Dreaming can happen in both NREM and REM sleep; however, the greatest proportions of dreams take place in REM sleep during the second and subsequent 1st stage of sleep EEG. Furthermore, dreams taking place inside NREM sleep tend to be individual events; whereas, dreams taking place in REM sleep tend to be more elaborate.

What are the five common beliefs about dreaming?

  1. One belief is that external stimuli can be incorporated into a dream. In 14 out of 33 cases this was found to be so.
  2. Second is the belief that dreams happen in an instant rather than in real time; however, one study indicated that 92 out of 111 cases were able to readily identify the length of their dreams.
  3. The third is the belief that some people do not dream. This is untrue.

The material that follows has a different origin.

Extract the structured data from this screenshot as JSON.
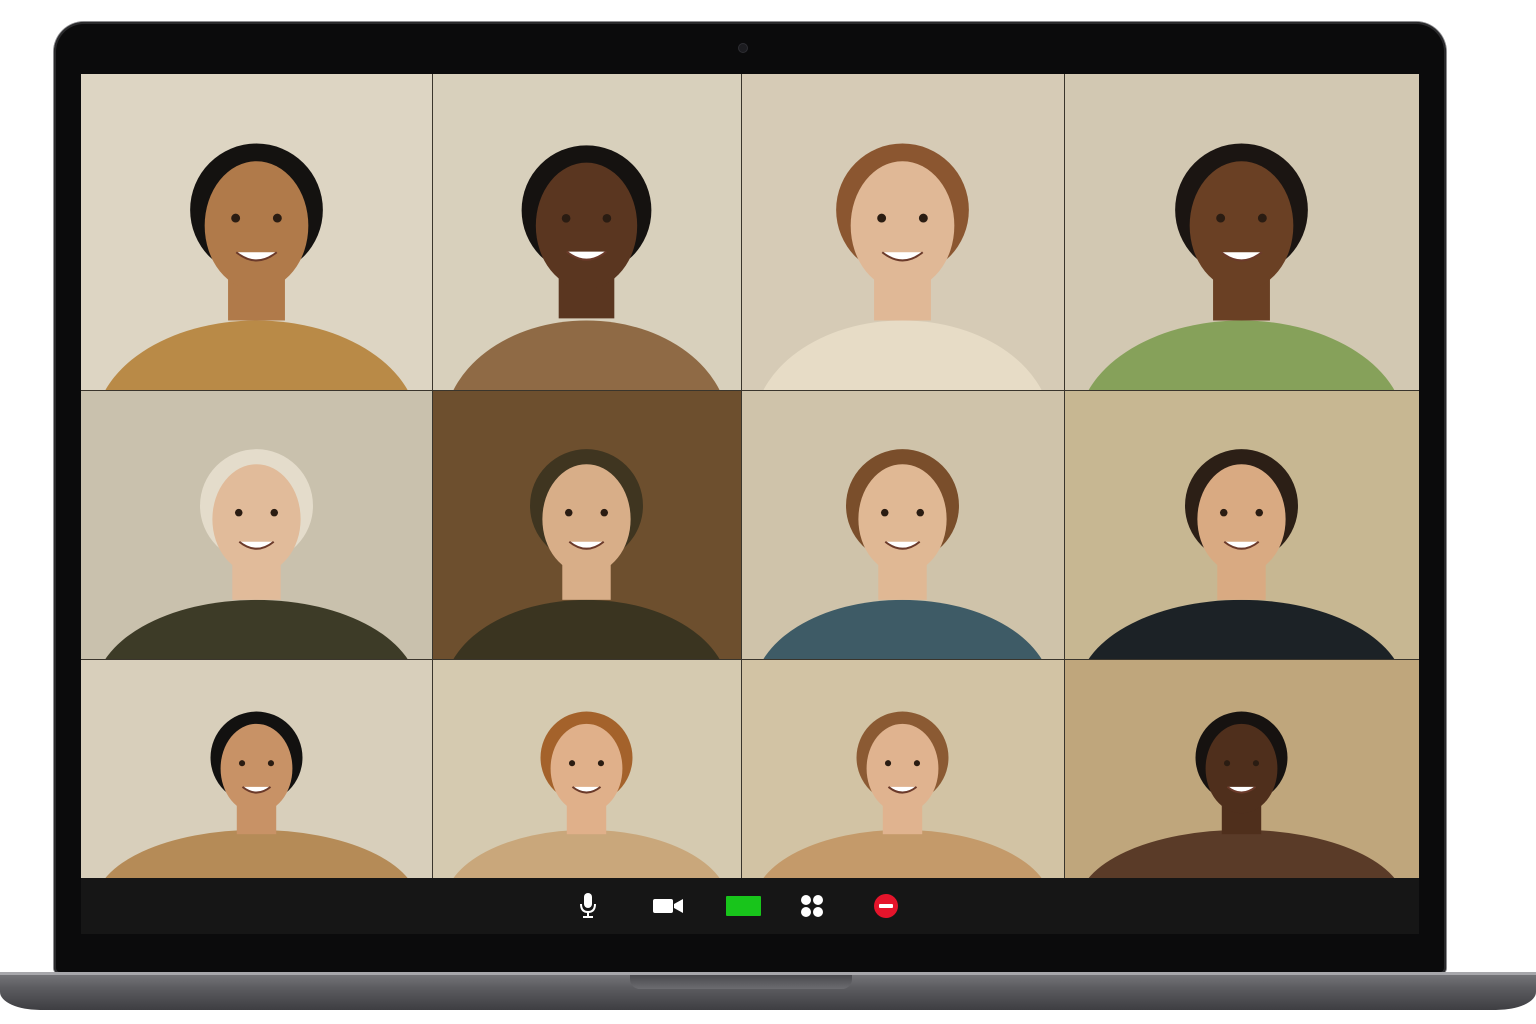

These people simply cannot remember their dreams when they wake up; however, when these people are woken up in REM sleep they do remember fewer dreams than others.
  4. The fourth belief is that penile erections follow erotic dreams. This is untrue. Penile erections are a part of REM sleep.
  5. The last belief is that people who sleep walk and sleep talk do this while dreaming. This has been shown to be untrue. In fact, these types of sleep-related activities usually happen in stage 4 of sleep.

What are the two common theories about dreams? Which of the two theories do you agree with? Explain.

Get up to 80% Off Textbooks at Barnes & Noble

The two types of theories dealing with dreams are Freud’s theory of dreams and the activation-synthesis theory. The Freudian theory of dreams centers around his understanding of latent and repressed sexual and aggressive feelings. In Freud’s view, these repressed feelings find an outlet in dreams; however, he also believes that dreams are heavily censored in order to make them bearable. These dreams are called manifest dreams. He believed that it was the real dreams masked by the manifest dreams which tell the real story of the inner turmoil of a person. Second is the activation-synthesis theory of dreams. This theory explains that dreams are the cortex’s way of making sense of the random neural signals coming from the brain stem, which bombard the cortex during REM sleep. This theory does not, however, espouse that dreams do not have meaning, but rather that the meaning of dreams has to do with the storyline that the cortex attaches to the random signals in order to make sense of them.

I would have to say that I relate better to the activation-synthesis theory. There is much more scientific evidence for this type of theory. Additionally, it lines up better with my subjective experience of dreams. In dreams, it seems like some things are completely random and others are very meaningful.

References

Pinel, J. P. J. (2007). Basics of biopsychology. Boston, MA: Allyn and Bacon.

Leave a Reply

Fill in your details below or click an icon to log in:

WordPress.com Logo

You are commenting using your WordPress.com account. Log Out /  Change )

Google photo

You are commenting using your Google account. Log Out /  Change )

Twitter picture

You are commenting using your Twitter account. Log Out /  Change )

Facebook photo

You are commenting using your Facebook account. Log Out /  Change )

Connecting to %s

Powered by WordPress.com.

Up ↑

%d bloggers like this: